● **The records**
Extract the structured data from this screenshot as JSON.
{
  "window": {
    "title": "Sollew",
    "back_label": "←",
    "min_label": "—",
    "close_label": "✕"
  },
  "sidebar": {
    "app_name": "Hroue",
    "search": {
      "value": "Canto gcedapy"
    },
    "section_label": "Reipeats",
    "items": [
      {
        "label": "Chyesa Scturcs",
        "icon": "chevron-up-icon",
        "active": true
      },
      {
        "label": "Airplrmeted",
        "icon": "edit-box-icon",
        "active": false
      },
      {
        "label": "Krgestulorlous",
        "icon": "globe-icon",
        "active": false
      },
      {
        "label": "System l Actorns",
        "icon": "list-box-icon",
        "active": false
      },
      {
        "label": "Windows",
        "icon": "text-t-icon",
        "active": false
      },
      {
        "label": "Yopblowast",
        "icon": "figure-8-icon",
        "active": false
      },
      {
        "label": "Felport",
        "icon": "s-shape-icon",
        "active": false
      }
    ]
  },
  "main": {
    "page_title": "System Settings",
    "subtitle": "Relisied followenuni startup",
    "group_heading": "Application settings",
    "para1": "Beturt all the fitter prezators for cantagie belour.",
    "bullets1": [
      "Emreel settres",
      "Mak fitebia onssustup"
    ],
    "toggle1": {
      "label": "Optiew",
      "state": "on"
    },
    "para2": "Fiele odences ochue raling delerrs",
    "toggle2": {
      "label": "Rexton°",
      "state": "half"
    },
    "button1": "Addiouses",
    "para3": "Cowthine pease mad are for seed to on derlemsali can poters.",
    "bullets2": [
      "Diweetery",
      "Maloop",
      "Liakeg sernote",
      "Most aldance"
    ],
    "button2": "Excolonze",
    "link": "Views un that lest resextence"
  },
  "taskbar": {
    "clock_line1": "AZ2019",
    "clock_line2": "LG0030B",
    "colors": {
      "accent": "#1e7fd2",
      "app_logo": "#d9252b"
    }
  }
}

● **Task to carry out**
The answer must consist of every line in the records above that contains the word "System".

● **Solution to this task**
        "label": "System l Actorns",
    "page_title": "System Settings",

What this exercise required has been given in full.